What is Inheritance Tax?
Inheritance tax or IHT as its widely known is payable on everything you have when you pass away.
‘In the UK it is tax levied on property and money acquired by gift or inheritance’ – Definitions from Oxford Languages
This includes all the following:
- Your home
- Any other property or land
- Jewellery, Art, Cars
This is normally charged at 40% of the value of your estate above the IHT Nil rate band which is currently £325,000 per person.
It should be noted married couples or couples in a civil partnership can combine their IHT thresholds, resulting in a joint threshold of £650,000.
In addition to the nil rate band, an extra allowance was introduced in April 2017. This is known as the Residence Nil Rate Band (RNRB). The RNRB for the current tax year is £175,000 per person. However, the RNRB can only be used for married couples with direct descendants.
This means a married couple can potentially pass on up to £1 millions without having to pay any IHT tax when the second death occurs.
If you give away your home to your children (including adopted, foster or stepchildren) or grandchildren your threshold can increase to £500,000.
There are several planning techniques which can be utilised to mitigate any potential IHT to pay.

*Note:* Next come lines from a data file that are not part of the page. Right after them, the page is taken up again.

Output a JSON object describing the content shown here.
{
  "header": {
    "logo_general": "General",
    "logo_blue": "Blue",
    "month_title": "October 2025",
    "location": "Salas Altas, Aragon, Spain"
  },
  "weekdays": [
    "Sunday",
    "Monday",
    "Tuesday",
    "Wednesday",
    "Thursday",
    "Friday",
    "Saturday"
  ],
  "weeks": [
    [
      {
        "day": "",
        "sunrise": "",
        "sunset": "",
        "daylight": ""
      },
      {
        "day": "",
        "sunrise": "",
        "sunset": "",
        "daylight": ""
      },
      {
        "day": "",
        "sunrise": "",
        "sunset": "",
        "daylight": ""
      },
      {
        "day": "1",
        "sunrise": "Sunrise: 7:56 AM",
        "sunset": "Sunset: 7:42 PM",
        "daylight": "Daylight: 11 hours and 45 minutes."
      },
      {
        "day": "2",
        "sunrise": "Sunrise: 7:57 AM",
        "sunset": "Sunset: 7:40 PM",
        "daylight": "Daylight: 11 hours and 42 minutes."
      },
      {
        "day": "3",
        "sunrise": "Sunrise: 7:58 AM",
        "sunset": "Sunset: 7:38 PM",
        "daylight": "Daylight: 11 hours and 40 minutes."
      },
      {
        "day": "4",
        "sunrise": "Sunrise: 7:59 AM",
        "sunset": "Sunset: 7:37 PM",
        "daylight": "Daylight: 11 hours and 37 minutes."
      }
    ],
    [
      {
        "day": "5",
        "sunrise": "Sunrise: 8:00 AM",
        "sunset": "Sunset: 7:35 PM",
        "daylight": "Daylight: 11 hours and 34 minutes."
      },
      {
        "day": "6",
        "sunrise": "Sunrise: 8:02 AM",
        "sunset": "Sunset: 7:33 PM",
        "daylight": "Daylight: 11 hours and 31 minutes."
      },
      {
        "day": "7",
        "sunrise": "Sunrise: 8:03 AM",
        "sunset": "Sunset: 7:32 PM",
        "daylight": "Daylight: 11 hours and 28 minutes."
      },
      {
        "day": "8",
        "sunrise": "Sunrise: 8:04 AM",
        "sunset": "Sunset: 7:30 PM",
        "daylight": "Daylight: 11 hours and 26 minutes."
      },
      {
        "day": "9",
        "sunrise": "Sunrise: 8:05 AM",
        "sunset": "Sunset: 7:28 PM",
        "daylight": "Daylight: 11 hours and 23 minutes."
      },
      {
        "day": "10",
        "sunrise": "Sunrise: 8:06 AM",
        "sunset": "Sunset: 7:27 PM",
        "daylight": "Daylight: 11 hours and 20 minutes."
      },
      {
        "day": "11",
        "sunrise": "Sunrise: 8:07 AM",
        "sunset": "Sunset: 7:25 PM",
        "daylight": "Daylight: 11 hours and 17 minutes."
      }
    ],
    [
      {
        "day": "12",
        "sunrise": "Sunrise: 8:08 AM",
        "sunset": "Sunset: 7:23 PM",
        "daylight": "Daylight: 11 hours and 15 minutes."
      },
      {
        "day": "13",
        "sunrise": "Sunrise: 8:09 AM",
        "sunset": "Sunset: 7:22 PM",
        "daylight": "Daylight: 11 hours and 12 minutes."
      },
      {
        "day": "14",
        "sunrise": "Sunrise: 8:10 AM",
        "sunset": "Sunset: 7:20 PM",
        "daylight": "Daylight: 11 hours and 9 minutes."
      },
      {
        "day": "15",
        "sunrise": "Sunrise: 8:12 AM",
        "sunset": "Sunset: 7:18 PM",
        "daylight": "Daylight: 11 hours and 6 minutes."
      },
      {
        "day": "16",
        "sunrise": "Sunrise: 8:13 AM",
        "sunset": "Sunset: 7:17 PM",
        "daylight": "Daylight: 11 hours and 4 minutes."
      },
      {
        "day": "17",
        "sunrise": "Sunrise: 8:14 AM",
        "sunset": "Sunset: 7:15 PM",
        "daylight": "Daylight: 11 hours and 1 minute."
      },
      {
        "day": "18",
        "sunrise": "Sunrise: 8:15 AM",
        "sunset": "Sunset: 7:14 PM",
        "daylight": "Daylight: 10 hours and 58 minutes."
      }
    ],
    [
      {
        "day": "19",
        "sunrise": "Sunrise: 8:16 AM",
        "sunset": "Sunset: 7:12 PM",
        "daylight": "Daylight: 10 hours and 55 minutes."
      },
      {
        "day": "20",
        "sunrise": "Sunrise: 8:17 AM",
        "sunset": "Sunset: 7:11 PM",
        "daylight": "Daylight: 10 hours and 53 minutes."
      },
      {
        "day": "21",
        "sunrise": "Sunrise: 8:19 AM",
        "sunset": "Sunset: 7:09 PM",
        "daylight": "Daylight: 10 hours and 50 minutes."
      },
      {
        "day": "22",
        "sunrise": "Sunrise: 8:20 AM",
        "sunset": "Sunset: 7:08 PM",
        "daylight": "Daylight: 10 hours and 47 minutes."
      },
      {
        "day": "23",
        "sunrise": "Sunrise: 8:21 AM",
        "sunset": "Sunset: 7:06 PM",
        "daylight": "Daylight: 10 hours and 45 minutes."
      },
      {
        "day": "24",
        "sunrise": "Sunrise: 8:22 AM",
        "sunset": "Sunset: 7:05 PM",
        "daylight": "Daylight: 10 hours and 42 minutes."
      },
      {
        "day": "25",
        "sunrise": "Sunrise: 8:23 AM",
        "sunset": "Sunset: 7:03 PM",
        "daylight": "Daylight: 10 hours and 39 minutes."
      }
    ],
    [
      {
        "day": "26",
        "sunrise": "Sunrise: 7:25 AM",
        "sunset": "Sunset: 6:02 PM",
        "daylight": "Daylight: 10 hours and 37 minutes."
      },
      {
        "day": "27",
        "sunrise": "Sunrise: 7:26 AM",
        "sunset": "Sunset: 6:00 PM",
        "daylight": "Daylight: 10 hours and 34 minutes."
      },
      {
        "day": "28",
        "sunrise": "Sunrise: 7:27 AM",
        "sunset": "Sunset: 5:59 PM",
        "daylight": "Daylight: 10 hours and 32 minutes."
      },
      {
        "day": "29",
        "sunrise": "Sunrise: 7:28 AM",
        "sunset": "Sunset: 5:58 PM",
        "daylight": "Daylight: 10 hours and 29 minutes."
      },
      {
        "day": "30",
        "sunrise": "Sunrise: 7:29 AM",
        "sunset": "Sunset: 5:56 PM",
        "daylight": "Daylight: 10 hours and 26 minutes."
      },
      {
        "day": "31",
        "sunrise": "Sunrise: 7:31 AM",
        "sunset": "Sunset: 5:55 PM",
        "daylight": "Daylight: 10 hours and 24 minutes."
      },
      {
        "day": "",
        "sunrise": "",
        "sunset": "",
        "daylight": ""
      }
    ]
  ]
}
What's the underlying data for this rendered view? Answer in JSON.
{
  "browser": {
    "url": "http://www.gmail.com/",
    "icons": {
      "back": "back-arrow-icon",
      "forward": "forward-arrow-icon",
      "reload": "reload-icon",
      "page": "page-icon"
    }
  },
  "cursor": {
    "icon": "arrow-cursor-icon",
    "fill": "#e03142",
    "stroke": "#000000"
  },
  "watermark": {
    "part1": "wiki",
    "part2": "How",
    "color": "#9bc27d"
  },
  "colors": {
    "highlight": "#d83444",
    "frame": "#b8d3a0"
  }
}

Written by Raffaelle Castaldo DipFA PETR, IFA at Beesure Ltd